eSports Day: Arcade to eSports: How Your Competitive Game Influences Player Culture and Values
Tom Cannon (Evolution Championship Series)
Starting in arcades in the early 1990’s, fighting games have a rich competitive history. Though competitive gaming has flourished and evolved since then, the cultural identity of the fighting game community has remained consistent in it’s own unique, quirky way. This talk will examine how the format of the arcade influenced the competitive culture of fighting game players, and why this culture endures today.
‘Final Fantasy’: A Challenger Once Again
Hajime Tabata (Square Enix)
This talk will discuss what ‘Final Fantasy XV’ set out to achieve, and the multi-faceted approach that was taken. It will also cover what the development team has set their sights on moving forward. Come listen to director Hajime Tabata, speak about the project from a developer’s standpoint.
‘Nioh’: Reinventing the Samurai Action Genre
Fumihiko Yasuda (Koei Tecmo Games)
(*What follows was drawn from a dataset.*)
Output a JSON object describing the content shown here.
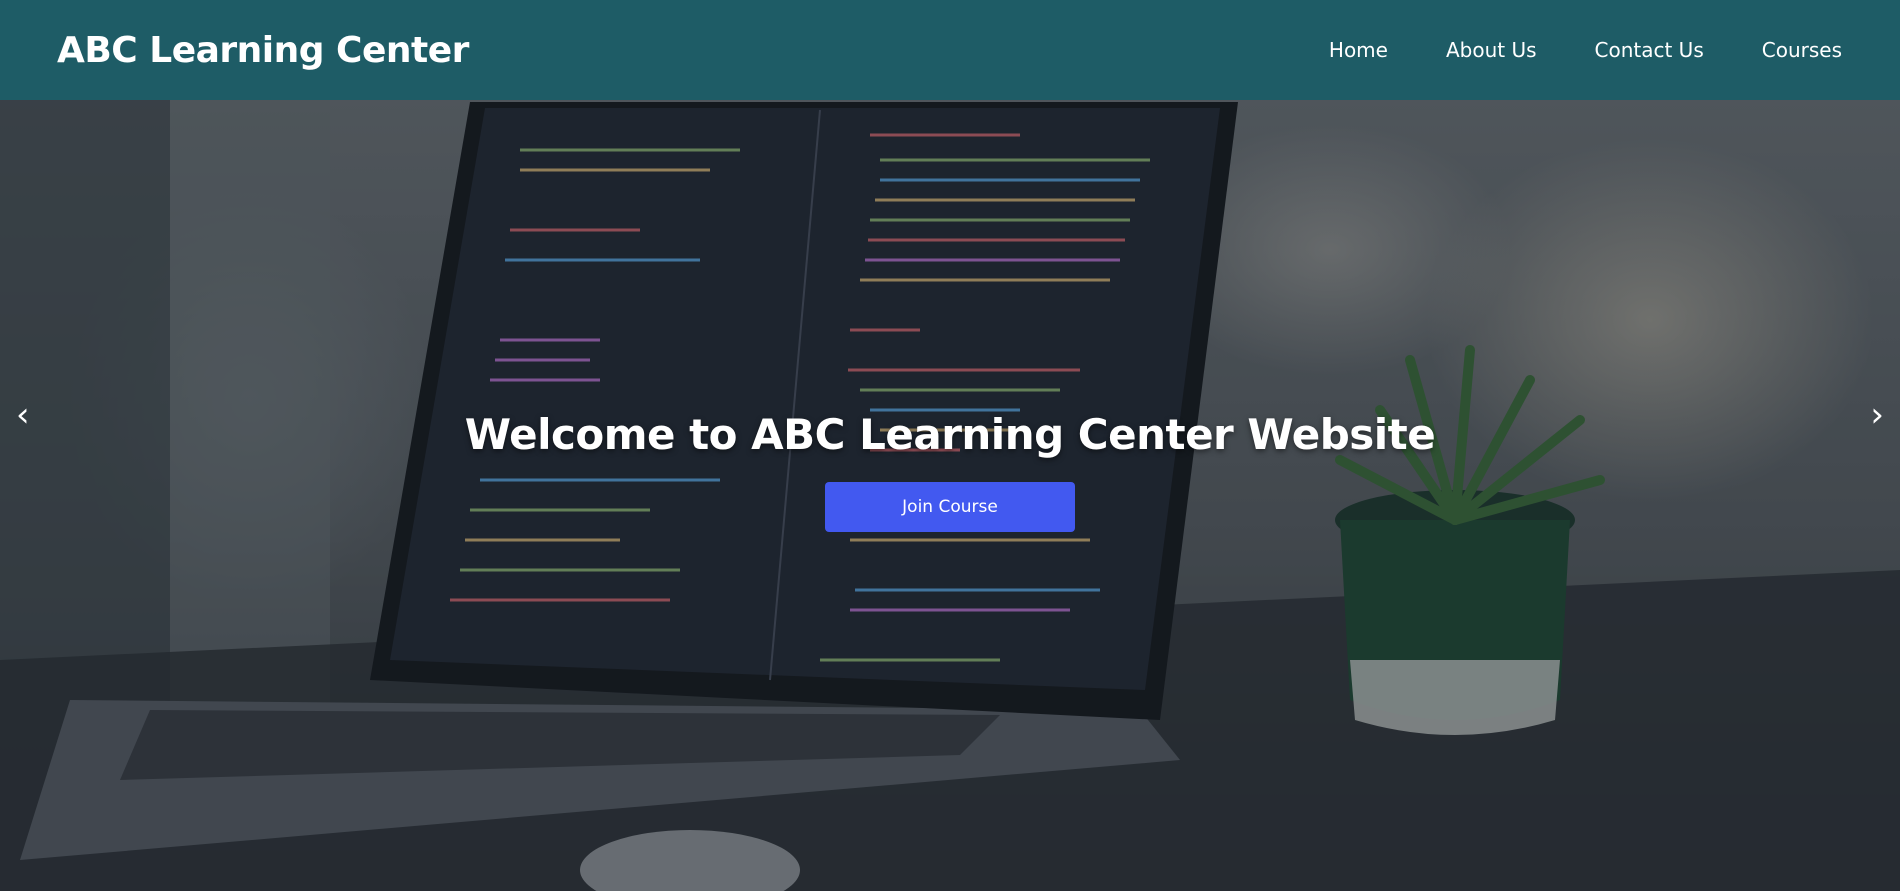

‘Nioh’, one of the longest in-development titles Team Ninja has created, has gone through a lot of changes since it was first announced 10 years ago. During the last stretch of development and before its successful release last month, Team Ninja decided to publicly test their chosen direction on a global audience. By allowing gamers access to early stages of ‘Nioh’ for a limited time, in the form of an Alpha and a Beta demo, they were able to gather useful information that help re-align their game development. This presentation goes through the key lessons learned from that exercise, the applications of collected data, the reception of the open communication with their fans, and implementation of the feedback gathered.
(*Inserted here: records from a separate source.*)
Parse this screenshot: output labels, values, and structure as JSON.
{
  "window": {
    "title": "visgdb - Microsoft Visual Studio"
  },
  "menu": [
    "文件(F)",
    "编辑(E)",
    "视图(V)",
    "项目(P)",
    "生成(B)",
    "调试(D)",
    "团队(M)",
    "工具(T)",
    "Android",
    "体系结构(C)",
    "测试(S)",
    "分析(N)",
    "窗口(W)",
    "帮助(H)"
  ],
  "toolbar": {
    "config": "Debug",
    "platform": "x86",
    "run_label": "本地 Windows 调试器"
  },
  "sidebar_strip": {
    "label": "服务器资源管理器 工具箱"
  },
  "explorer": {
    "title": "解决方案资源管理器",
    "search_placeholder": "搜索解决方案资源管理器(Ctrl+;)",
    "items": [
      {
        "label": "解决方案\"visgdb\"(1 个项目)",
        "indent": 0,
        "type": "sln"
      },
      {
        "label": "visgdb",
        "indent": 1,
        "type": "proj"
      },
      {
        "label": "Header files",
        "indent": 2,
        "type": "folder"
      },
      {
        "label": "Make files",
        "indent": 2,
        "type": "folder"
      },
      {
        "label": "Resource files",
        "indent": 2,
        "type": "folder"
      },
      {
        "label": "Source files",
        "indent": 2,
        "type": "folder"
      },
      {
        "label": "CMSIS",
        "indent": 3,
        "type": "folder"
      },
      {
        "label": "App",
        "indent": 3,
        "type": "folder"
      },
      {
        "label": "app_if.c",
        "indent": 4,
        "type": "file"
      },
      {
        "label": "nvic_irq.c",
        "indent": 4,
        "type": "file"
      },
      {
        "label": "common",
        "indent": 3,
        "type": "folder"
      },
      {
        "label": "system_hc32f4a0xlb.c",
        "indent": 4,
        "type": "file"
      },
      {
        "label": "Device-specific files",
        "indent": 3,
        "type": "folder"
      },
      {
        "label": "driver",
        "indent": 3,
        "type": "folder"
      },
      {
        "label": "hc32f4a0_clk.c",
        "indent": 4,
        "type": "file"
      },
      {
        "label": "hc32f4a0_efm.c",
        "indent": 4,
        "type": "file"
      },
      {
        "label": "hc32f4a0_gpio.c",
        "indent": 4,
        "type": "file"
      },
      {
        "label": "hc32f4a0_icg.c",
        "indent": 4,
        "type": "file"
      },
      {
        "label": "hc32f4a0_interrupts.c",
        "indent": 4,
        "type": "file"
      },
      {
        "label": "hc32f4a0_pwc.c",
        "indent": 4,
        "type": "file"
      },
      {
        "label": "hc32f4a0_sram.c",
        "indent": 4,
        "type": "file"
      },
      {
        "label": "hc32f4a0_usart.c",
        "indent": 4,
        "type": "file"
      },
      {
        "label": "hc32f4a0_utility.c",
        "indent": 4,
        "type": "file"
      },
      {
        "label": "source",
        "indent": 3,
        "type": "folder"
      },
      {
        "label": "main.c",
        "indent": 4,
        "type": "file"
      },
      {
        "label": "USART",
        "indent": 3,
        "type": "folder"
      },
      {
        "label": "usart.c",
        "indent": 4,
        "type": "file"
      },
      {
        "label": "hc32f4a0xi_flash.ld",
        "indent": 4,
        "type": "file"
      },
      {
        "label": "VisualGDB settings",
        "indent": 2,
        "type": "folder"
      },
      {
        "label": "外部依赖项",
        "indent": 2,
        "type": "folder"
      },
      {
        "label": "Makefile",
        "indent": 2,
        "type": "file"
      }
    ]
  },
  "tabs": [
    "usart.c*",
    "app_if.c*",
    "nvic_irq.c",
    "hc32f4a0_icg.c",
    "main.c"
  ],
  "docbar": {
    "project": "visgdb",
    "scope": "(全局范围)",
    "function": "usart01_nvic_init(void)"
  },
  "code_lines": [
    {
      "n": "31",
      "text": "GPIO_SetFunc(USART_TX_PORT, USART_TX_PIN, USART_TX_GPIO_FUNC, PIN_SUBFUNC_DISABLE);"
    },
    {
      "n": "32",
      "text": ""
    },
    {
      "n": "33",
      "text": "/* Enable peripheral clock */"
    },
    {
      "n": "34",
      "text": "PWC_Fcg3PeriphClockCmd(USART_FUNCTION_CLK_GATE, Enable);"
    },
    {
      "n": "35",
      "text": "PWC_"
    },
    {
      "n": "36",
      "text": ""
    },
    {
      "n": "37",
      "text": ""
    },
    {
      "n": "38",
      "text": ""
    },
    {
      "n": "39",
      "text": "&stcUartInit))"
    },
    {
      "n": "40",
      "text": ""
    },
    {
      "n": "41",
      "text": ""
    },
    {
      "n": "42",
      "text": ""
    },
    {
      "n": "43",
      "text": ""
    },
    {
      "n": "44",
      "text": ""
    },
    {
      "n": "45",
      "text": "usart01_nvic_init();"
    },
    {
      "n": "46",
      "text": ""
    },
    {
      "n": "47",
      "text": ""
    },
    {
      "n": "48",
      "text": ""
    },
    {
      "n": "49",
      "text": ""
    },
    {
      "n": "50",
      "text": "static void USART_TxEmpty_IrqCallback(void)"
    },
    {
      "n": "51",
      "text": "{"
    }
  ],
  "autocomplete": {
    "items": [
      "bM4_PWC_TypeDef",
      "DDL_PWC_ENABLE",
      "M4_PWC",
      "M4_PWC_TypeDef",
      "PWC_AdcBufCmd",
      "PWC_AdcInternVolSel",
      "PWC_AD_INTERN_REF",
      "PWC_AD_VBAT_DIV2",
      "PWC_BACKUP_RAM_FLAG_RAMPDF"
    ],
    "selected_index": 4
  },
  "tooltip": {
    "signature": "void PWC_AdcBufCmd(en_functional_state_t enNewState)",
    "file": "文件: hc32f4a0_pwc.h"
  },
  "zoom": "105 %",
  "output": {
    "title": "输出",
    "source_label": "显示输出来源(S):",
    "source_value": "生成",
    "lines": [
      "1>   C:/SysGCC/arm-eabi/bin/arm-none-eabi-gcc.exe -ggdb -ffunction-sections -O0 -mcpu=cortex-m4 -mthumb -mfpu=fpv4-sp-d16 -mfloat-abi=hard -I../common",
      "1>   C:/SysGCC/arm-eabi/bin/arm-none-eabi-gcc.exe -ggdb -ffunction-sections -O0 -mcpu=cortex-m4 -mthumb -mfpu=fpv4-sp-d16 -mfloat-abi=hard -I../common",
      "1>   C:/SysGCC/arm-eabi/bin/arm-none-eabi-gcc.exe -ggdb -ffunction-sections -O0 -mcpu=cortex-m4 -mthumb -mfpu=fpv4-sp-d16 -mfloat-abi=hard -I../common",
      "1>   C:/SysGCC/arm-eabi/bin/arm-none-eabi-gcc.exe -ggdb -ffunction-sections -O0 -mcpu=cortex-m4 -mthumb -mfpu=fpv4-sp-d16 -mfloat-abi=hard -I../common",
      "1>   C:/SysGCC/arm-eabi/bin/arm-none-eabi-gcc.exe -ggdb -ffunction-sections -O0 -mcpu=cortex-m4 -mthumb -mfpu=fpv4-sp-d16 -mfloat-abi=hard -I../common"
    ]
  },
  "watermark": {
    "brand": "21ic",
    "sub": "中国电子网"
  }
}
‘Offworld Trading Company’: An RTS Without Guns
Soren Johnson (Mohawk Games)
For ‘Offworld Trading Company’, Mohawk Games set out to make a new type of real-time strategy game, one that focused on economics instead of combat. Following this initial vision led Mohawk Games to shed other standard tropes of the genre, such as unit selection, on the way to creating a unique gameplay experience, one that de-emphasized micro dexterity challenges in favor of macro high-level strategy while still hewing to the standard half-hour RTS format. This postmortem details the twist and turns of Offworld’s design process, from conception to prototyping to Early Access to final release.
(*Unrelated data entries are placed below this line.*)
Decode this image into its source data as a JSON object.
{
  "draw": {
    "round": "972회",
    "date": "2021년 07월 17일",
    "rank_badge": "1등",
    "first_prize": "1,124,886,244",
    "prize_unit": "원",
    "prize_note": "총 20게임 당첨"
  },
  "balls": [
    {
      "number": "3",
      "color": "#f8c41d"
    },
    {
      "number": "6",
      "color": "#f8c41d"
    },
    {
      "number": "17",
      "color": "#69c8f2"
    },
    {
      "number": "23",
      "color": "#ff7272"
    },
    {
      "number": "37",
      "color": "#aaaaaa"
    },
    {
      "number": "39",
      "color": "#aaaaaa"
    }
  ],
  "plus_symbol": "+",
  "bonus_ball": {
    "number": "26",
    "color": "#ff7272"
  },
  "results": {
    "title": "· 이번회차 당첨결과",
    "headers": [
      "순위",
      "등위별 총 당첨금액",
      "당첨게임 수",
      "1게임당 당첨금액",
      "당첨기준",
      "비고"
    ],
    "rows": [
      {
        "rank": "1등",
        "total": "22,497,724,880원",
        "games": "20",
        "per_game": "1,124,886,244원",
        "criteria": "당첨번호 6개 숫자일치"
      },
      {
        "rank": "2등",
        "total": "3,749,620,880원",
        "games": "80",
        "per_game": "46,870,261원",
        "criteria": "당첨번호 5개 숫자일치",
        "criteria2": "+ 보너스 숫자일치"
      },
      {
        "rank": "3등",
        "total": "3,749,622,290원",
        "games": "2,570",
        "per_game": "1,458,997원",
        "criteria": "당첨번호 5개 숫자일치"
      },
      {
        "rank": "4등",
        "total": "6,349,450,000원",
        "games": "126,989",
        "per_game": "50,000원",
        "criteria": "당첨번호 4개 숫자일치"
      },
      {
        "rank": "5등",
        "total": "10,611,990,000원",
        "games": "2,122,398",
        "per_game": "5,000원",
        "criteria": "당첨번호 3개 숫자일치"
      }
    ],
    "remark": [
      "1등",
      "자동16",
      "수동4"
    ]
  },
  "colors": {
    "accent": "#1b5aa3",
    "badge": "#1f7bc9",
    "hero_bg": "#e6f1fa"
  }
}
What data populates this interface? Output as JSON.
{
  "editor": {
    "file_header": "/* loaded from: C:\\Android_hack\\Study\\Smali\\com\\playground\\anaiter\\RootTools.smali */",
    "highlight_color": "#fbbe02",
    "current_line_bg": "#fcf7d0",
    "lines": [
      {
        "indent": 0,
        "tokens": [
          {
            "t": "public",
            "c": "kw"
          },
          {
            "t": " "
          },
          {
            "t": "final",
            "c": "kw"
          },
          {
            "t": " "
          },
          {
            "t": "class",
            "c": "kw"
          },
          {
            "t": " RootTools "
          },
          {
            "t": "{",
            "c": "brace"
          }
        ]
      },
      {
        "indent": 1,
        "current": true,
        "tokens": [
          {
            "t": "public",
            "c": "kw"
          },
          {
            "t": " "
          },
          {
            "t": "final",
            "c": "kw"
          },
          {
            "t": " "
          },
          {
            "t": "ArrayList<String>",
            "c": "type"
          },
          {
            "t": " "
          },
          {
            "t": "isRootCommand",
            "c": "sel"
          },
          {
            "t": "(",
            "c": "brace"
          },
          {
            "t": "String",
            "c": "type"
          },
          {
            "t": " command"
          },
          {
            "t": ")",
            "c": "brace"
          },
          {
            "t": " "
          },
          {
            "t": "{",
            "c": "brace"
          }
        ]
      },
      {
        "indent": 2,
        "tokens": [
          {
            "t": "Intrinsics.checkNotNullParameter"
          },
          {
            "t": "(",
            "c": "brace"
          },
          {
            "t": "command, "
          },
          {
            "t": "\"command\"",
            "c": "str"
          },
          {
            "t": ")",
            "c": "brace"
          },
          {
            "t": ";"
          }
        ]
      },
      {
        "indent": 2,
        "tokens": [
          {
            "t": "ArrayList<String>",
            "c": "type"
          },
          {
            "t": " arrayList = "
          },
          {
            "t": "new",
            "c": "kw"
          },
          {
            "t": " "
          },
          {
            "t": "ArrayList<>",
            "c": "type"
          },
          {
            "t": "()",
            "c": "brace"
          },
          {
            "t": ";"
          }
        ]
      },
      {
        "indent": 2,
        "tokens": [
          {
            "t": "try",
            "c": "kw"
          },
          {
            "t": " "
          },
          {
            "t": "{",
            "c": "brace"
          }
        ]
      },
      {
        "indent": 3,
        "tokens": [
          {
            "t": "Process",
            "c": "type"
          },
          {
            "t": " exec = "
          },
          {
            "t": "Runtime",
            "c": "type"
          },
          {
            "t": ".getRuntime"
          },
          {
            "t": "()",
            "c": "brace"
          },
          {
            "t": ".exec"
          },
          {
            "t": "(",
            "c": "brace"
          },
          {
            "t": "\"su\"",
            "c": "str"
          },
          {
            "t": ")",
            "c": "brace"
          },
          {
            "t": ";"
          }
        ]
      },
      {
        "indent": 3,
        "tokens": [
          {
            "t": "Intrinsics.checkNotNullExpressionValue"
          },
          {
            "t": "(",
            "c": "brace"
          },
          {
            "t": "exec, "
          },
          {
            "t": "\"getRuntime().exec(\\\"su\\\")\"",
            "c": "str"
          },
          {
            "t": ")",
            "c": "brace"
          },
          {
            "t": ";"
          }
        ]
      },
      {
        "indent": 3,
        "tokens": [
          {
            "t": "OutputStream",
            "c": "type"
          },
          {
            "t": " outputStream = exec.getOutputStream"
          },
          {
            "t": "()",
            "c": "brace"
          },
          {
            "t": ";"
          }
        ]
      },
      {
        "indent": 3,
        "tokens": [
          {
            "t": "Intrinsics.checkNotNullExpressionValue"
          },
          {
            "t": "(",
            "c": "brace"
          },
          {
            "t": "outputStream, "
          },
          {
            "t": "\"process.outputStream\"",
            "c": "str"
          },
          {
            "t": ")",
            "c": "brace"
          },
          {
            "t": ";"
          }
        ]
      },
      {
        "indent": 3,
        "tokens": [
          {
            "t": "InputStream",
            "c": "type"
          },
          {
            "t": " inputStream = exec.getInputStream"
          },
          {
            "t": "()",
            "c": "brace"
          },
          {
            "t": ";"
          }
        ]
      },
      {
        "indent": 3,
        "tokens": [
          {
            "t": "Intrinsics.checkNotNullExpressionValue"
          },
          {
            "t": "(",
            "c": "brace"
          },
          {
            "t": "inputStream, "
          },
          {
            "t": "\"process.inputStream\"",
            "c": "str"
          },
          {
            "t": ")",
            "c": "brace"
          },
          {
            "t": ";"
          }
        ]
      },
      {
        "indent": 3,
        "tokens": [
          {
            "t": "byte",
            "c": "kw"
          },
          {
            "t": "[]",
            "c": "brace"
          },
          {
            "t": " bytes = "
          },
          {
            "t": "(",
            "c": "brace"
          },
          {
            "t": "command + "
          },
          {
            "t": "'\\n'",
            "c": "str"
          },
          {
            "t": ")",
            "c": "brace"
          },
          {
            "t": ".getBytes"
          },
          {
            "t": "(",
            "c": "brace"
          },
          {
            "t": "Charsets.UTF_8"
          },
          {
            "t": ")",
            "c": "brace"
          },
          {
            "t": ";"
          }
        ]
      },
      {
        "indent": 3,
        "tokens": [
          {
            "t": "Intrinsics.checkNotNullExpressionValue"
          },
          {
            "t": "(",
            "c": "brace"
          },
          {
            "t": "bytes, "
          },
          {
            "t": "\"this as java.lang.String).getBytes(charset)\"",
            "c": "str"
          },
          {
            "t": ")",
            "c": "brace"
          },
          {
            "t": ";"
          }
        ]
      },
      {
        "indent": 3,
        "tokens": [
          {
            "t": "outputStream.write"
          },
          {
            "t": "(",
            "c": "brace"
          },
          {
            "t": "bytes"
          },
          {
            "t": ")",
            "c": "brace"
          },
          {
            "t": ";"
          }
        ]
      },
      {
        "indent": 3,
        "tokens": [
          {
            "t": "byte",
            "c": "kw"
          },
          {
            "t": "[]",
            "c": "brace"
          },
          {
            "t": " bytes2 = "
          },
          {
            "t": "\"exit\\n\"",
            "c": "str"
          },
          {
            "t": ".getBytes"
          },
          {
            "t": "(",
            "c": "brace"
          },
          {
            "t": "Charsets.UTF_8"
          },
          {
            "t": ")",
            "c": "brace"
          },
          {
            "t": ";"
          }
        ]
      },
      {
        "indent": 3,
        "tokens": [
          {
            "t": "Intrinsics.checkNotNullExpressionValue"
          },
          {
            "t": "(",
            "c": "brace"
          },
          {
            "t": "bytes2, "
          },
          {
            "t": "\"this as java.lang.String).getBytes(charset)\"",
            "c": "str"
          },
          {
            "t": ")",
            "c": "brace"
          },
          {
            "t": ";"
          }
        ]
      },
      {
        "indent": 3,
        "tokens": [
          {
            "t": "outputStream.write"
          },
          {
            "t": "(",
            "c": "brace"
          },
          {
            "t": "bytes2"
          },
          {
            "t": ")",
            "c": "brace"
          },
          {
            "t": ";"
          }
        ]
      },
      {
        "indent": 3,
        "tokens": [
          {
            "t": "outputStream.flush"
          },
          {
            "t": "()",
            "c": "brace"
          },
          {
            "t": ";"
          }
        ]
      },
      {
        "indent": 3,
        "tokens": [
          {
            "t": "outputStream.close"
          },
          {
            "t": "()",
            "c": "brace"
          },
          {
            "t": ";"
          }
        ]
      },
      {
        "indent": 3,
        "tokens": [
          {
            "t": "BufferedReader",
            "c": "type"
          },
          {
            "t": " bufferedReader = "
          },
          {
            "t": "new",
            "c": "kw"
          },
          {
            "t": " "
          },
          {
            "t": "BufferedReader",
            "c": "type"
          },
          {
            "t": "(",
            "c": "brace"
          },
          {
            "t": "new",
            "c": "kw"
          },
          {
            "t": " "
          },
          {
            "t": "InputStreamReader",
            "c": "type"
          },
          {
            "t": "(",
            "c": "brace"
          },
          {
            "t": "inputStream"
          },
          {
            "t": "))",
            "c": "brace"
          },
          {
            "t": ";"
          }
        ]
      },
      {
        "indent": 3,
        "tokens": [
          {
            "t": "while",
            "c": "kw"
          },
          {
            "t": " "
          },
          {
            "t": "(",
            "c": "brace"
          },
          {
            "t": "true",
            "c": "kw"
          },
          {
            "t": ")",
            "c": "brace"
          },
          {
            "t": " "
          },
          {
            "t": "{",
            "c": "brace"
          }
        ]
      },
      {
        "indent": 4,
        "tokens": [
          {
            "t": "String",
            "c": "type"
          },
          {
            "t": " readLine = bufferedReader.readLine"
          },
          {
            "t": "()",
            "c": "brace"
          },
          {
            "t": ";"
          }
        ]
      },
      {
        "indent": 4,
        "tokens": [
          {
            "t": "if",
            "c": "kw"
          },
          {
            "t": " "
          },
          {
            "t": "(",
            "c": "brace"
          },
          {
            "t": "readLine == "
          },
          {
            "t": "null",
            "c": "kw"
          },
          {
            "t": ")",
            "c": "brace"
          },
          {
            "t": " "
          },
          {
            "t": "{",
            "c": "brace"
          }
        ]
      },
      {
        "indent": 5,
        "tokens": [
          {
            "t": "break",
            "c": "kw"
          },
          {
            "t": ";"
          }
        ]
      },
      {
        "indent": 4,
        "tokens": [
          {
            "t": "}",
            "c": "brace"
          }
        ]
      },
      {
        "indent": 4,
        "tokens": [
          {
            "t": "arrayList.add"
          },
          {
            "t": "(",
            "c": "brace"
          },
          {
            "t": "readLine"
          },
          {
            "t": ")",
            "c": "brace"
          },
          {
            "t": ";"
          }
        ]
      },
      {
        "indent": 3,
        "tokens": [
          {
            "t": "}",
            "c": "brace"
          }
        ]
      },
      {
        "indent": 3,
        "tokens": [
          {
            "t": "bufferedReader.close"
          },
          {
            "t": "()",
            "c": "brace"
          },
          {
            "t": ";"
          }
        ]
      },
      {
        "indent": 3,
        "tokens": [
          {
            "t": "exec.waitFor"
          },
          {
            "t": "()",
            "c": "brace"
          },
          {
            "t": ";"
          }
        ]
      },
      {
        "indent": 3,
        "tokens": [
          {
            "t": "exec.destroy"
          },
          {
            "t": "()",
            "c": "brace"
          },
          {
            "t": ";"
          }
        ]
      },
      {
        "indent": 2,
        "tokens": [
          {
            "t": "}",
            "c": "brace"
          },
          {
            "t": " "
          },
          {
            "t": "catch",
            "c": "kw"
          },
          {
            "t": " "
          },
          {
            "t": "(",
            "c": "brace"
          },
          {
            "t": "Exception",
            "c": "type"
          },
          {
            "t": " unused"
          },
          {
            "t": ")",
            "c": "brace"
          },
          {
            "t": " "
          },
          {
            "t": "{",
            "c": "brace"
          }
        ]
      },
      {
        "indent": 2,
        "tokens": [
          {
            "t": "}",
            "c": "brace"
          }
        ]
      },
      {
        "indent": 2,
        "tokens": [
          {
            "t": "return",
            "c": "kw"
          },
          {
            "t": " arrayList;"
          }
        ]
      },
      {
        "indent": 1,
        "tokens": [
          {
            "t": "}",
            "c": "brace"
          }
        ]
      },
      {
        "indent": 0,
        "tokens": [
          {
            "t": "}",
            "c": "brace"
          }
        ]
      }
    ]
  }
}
‘Mini Metro’: When Less is More
Jamie Churchman (Independent)
In a world full of distractions, game developers often make the mistake of thinking their games need to be the most distracting thing. So they add timers, rewards, particles everywhere, collectibles, notifications, and bribes to share content. Your time is valuable but frequently these techniques play on compulsions to obsessively collect, complete, and compete. This isn’t necessarily bad per se, but what if you could be just as effective by avoiding or minimizing the use of these methods while appealing to a more intrinsically rewarding player experience? This talk will take a look at the successes and failures of visual design in ‘Mini Metro’. It will examine how user interface and visual design decisions play a role in creating a rewarding experience for the player. It will also share how you can support this by building a robust design language, design beauty through a process of elimination, and produce a captivating experience.
Absolutely No Pressure: Continuing a Successful Game Series with ‘Civilization VI’
Ed Beach (Firaxis Games)
A significant number of game projects are follow-ons to previous titles in a franchise and are often follow-ons to games that have been huge critical or commercial successes. So how do you approach designing the NEXT game in such a series? Hear how the team at Firaxis approached this assignment for ‘Civilization VI’, despite the fact it meant they had to be critical of their own work on the previous title. During the session Ed Beach of Firaxis will look in depth at several of the key subsystems in a ‘Civilization’ title and review what design changes were adopted (or abandoned) for each.